Copy each line of the entries below that contains the string "icon".
[[ Provided information open ]]
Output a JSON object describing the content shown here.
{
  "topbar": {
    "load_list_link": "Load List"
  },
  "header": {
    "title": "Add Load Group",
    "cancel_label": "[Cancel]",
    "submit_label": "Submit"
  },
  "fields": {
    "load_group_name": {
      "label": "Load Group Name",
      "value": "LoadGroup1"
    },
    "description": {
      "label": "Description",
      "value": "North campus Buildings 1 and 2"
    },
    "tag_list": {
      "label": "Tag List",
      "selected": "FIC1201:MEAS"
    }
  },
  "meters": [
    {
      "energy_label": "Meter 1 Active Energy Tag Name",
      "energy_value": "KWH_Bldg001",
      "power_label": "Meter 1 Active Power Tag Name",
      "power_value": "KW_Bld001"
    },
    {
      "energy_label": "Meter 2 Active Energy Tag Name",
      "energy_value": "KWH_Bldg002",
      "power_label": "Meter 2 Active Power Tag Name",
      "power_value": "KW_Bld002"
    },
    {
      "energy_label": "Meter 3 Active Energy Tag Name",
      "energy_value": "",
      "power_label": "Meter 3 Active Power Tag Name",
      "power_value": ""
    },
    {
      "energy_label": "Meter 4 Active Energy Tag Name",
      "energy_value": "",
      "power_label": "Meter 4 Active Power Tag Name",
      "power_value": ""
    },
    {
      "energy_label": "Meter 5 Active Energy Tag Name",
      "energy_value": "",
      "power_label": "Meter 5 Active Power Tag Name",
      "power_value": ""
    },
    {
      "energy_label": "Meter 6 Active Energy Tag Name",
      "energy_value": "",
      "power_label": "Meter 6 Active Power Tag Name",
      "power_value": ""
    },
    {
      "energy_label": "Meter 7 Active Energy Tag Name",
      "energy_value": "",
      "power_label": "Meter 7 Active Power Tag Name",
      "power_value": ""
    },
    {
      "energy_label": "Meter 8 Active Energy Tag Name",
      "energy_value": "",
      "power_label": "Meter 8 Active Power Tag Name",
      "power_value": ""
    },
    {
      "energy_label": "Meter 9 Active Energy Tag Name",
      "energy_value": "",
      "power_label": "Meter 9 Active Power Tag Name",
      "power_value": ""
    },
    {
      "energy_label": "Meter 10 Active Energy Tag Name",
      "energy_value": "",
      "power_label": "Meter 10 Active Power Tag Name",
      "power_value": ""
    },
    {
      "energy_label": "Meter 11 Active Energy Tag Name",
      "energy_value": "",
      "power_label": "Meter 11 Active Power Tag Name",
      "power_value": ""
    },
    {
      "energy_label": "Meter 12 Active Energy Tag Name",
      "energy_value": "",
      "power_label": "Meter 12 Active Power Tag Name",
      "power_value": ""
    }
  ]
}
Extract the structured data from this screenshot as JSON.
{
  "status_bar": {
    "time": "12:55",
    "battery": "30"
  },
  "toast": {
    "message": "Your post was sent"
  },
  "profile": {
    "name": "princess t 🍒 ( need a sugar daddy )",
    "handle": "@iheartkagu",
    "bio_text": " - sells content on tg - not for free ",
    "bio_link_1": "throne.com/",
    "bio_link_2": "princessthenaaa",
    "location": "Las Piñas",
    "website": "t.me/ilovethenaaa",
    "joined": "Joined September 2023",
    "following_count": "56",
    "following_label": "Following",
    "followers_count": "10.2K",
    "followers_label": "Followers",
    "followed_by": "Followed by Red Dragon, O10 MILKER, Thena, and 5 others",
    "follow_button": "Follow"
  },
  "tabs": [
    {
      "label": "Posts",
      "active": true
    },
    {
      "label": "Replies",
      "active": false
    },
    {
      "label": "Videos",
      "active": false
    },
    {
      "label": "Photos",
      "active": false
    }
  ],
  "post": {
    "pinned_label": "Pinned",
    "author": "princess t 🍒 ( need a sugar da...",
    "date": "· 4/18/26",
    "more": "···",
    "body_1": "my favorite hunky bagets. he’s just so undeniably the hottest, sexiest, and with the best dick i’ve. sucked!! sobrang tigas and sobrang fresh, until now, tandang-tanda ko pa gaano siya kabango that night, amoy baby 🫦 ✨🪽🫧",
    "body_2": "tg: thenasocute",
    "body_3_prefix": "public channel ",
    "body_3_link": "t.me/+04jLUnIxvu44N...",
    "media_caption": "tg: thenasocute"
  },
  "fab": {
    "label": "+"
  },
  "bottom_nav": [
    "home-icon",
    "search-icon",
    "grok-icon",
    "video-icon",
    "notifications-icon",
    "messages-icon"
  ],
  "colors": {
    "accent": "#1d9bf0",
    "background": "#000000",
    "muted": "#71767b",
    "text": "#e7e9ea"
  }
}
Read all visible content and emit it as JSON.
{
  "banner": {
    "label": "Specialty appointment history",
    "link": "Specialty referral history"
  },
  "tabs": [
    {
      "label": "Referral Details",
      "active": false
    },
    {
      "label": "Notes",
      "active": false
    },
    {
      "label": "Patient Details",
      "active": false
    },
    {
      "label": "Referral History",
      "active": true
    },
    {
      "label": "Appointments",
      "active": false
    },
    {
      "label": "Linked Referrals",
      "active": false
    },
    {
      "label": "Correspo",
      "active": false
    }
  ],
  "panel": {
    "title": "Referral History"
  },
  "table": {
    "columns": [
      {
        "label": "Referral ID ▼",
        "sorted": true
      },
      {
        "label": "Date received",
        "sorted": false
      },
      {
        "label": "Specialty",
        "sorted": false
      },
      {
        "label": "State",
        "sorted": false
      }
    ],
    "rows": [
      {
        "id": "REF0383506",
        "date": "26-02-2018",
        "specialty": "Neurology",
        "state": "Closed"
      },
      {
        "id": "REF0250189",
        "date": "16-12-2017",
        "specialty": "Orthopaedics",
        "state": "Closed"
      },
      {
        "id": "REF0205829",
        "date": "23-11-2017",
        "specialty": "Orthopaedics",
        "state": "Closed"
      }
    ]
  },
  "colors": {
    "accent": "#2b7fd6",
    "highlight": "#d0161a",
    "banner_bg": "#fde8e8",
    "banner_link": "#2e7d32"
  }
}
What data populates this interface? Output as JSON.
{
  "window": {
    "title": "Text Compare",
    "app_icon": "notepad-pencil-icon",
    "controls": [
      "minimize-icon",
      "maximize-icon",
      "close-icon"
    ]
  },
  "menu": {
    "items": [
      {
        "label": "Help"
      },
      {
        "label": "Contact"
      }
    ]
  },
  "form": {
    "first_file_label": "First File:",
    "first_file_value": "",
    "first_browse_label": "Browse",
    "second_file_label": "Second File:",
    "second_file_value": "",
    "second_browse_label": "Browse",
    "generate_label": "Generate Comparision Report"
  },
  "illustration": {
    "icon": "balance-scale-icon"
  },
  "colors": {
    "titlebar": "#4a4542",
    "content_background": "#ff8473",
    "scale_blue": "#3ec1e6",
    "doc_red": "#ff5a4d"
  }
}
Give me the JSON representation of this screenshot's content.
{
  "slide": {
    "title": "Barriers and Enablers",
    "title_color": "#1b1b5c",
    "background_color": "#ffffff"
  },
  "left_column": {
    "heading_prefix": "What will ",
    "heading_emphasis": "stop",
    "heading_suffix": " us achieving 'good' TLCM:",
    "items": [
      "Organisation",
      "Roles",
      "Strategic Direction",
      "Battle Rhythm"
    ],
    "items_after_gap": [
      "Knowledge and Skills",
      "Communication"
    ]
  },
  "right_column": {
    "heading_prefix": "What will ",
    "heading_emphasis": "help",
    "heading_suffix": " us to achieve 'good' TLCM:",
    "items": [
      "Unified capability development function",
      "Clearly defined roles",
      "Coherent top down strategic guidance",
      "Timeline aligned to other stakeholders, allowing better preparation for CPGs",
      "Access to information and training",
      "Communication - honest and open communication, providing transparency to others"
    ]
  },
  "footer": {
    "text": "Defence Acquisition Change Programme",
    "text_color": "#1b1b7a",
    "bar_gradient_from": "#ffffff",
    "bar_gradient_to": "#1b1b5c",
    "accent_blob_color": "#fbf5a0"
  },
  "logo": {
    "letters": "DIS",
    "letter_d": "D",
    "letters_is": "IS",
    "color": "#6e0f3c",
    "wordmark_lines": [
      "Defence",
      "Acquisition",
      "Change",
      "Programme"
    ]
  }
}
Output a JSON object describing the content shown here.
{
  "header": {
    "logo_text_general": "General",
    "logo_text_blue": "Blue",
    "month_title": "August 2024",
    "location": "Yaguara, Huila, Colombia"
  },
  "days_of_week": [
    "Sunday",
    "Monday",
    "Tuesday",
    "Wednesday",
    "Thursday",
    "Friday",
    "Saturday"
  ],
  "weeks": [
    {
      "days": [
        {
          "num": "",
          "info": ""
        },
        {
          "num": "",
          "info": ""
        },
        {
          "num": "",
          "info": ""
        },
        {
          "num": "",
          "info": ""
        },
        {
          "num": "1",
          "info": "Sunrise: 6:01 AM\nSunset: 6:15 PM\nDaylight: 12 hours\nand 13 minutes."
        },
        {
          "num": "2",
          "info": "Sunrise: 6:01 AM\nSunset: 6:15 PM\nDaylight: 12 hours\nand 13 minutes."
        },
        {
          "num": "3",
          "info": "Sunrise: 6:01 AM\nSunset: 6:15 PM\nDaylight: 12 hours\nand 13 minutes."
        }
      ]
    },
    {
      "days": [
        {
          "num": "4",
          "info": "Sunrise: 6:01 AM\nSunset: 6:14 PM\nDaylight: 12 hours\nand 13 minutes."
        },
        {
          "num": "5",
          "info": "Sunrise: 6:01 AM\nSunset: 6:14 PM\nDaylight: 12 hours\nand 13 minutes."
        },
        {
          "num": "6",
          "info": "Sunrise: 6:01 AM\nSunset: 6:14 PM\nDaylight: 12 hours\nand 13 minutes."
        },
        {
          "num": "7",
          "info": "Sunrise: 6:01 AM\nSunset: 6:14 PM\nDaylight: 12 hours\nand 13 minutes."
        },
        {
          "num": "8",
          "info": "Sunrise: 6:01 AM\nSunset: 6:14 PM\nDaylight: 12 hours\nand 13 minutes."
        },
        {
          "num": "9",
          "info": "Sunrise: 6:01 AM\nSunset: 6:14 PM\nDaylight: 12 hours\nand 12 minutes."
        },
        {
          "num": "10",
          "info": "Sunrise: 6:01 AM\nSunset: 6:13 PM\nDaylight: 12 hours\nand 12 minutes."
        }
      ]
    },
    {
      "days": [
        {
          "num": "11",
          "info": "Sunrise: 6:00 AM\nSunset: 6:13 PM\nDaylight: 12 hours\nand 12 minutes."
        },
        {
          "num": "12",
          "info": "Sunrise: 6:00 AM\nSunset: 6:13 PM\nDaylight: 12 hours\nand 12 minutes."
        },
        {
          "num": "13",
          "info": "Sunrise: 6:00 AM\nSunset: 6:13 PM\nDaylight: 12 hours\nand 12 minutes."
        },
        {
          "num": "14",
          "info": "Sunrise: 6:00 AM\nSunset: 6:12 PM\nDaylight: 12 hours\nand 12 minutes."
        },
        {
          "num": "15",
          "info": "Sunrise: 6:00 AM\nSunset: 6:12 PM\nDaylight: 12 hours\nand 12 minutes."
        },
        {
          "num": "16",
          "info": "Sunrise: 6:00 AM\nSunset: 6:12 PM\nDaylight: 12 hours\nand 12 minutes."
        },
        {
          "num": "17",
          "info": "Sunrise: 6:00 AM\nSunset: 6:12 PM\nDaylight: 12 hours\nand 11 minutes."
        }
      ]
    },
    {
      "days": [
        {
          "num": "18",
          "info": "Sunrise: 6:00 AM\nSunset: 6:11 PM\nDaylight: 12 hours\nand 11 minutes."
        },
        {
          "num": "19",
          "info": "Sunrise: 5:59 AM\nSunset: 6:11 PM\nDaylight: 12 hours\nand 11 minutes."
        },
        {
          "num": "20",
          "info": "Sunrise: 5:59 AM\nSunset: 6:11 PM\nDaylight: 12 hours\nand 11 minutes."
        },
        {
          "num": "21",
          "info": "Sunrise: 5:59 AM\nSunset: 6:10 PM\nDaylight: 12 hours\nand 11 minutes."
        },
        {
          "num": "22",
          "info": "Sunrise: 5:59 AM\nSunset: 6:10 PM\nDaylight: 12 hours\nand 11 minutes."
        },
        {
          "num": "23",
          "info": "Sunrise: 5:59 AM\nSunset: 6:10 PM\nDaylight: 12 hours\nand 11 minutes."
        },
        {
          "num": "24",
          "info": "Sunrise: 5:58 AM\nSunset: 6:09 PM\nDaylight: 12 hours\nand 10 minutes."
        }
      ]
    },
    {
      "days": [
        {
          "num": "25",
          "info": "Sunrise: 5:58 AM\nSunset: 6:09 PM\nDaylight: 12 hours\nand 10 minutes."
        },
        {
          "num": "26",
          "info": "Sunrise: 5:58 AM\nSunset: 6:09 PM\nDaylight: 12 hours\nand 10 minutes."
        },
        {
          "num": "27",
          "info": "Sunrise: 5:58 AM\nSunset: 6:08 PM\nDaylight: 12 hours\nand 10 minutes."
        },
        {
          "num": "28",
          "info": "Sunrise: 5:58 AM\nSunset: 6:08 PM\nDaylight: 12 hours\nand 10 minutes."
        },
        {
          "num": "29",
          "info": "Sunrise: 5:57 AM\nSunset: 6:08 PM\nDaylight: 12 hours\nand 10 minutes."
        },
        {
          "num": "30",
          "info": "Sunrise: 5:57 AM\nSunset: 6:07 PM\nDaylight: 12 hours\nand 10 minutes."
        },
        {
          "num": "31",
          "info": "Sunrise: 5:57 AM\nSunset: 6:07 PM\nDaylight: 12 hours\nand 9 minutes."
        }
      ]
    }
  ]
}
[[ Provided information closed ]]
__Expected answer__
    "home-icon",
    "search-icon",
    "grok-icon",
    "video-icon",
    "notifications-icon",
    "messages-icon"
    "app_icon": "notepad-pencil-icon",
      "minimize-icon",
      "maximize-icon",
      "close-icon"
    "icon": "balance-scale-icon"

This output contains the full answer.